Senses of Time and Processes of Citizenisation in Institutional Encounters Between Social Service Workers and Migrant Service-Users in the Immigrant Services of Helsinki Metropolitan Area
University of Helsinki, Finland

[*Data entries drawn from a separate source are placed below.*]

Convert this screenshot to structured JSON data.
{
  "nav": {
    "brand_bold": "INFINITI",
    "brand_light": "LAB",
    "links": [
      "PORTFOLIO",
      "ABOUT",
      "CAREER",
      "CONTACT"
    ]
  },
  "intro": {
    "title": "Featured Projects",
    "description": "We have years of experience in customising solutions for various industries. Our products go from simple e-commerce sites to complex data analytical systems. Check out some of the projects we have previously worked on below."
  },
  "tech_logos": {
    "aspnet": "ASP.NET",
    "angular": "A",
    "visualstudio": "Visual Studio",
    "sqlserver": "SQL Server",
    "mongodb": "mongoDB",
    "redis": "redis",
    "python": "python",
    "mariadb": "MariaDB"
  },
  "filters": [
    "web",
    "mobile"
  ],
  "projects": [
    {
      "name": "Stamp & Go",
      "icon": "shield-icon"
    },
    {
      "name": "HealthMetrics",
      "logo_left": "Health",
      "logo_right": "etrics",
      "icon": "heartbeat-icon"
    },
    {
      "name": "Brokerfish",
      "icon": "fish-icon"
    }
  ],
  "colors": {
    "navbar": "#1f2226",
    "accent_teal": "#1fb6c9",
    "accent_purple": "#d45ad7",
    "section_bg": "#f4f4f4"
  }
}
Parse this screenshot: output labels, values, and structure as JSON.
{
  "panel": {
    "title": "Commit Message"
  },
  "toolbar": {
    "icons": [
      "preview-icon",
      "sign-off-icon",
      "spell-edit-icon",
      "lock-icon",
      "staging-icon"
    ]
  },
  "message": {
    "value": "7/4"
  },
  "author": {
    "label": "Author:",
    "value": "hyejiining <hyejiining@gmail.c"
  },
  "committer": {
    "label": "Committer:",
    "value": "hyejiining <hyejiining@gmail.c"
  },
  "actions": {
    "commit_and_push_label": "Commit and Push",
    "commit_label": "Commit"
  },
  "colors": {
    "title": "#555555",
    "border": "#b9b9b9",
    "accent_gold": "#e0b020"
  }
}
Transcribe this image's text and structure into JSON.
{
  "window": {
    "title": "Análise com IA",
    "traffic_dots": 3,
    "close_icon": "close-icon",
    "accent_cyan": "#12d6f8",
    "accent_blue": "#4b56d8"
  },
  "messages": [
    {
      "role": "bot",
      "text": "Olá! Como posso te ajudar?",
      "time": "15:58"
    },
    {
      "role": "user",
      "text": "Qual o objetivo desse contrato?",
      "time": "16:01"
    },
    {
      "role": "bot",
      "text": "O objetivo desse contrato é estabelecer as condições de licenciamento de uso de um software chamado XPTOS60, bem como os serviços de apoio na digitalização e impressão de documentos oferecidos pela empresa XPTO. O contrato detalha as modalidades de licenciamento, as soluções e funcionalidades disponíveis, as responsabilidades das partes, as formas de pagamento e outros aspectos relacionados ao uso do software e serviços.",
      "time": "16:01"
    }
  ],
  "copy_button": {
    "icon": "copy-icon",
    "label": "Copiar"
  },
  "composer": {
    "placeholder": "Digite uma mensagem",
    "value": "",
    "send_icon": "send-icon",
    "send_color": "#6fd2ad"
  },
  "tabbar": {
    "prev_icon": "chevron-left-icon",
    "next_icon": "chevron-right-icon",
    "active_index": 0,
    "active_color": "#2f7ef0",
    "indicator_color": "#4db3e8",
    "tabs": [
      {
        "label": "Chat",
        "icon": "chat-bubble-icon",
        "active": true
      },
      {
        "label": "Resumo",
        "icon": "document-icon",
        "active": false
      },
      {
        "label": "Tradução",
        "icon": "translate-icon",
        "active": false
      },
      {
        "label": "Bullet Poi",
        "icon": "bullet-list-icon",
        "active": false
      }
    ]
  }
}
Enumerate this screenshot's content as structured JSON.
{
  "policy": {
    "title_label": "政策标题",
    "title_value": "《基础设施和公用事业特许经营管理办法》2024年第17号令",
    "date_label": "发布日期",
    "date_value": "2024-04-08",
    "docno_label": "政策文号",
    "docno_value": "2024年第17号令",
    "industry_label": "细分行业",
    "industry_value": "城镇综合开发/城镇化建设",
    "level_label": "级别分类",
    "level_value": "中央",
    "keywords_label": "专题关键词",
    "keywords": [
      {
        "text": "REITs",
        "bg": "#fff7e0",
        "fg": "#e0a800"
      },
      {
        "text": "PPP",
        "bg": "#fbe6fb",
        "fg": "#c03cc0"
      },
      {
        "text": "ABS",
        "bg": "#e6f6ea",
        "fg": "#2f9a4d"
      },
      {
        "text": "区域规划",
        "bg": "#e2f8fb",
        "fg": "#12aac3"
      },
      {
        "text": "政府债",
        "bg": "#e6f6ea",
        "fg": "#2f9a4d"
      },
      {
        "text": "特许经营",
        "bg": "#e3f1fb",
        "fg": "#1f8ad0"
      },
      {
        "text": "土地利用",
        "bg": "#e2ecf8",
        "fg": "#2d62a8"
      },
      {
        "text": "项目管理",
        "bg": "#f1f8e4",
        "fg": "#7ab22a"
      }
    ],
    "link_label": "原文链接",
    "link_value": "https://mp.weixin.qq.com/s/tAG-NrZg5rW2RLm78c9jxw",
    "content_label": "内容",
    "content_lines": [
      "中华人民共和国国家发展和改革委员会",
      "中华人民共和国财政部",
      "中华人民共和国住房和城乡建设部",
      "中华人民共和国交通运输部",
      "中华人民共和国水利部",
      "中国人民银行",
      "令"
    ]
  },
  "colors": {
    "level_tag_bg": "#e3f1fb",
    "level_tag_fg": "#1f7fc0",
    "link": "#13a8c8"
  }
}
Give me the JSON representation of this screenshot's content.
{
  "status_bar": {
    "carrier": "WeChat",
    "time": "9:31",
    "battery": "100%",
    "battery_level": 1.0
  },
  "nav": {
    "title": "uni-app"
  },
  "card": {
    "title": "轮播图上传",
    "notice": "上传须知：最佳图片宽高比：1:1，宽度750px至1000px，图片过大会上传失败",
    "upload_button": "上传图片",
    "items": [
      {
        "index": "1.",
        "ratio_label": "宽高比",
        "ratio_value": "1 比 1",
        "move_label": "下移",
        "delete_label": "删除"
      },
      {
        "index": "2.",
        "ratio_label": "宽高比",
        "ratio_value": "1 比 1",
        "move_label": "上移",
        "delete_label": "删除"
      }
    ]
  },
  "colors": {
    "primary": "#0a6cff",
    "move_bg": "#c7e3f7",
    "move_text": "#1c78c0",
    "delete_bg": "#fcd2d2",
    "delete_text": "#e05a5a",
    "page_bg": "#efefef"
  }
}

Migration brings to the fore social time and dominant ideas of time in society, and being outside of and in negotiation with these times (Frederiksen & Dalsgård, 2014; Kara, 2016), yet time has only recently seen a significant rise in interest in migration research (e.g. Griffiths et al., 2013; Mavroudi et al., 2017). Time is also centrally about control and power (Bailey et al., 2002), as states control time and through time (Griffiths, 2017), through for example institutional schedules and routines, censuses and classifications, and bureaucratic procedures and requisites. In this presentation I will explore the ways time and temporal experiences reflect the positions of social service workers and migrant service-users in the institutional encounters taking place in the integration services in the capital region of Helsinki, Finland. I will analyse different time aspects in the experiences of service-users and professionals in reference to the work done at the integration services as well as to the experiences of the welfare bureaucracy more generally, and discuss them inside the conceptual rubric of citizenisation (Nordberg & Wrede, 2015). More specifically, I will look at the temporal experiences of time shortage, waiting, time suspension (e.g. Cwerner, 2001; Griffiths, 2014) and different temporal paradoxes, and consider the inherent dynamics of losing, gaining, resisting and negotiating power. The analysis presented is based on a four-year research project (2017-2021) which draws on collective and collaborative ethnographic approaches to examine how migrant citizenisation is linked to power asymmetries in the Nordic restructuring welfare bureaucracies.
Xenophobia as a Social Order Catch-22
1University of Malaga, Spain; 2University of Michigan, Ann Arbor, US
Xenophobia is conceptualized, in this work, as a Catch-22 where immigrants remain imprisoned. The process is triggered by nationals´ reaction against those who “challenge” a mythological order. Corinthians 14:40 “ But all things should be done decently and in order”. Social order is based on asymmetric power relations where nationals impose social order or, alternatively, (if immigrants do not obey) social control (in the form of prison, social exclusion, discrimination, death penalty, unemployment…). Immigrants may challenge (unintentionally and inadvertently) the social order in, at least, the following instances, (i) labour market order, immigrants are lazy and/or distortion the labour market, (ii) cultural and value system order, the purest culture and values are those of the nationals, (iii) religious order, immigrants are not real or pure Christians, or, worst, they are muslims, (iv) patriarchal order, immigrants have the aspiration of being treated like free adults, with authority and power, (v) capitalistic order, poor immigrants cannot consume enough, (vi) legal order, immigrants are in essence violent and more prone to crime than nationals, and, (vii) racial order, endogamy must be respected by immigrants. This work reflects critically on the "social order/social control dynamic" in which topics (i) to (vii) conform part of the inescapable vicious circle. For example, regarding the labour market order, if immigrants are working, they are stealing jobs from nationals; if unemployed, they are lazy and enjoying public benefits without contributing to society; if unemployed, but not enjoying public benefits, they are making society unsafe and poor, for all of which they are to blame. Immigrants are irremediably condemned to the margins of society.
How border deaths challenge belonging: A case study from Southern Italy
1University of Zurich Switzerland; 2EHESS, Paris
The dead are usually a challenge for any social order. People dying at the borders of Europe are no exception to the rule as they rise a number of political, legal, logistical and ethical incertenties. For the management of the dead whose identity in most cases remains unknown, the question of belonging is of particular interest since habitual concepts such as nationality or religious affiliation do not suffice as guidelines for the procedure with them.
A case study in Southern Italy shows how practices of belonging are being implemented both on a local and national level: As certain actors claim that the dead belong to the sea, others devote all the necessary means to recover them from the grounds. When it comes to the accommodation of the dead on land, belonging is translated into a variety of spatial regimes on cemeteries i.e. special sectors, grave fields, ornaments etc.
The study of the border deaths shows on an empirical level how group-boundaries are at times annihilated, re-distributed or reinforced. These empirical insights lead to reconsiderations on a theoretical level since belonging is not easily stipulated with concepts such as nationality or religious affiliation and needs to be rediscussed in order to better understand the phenomena.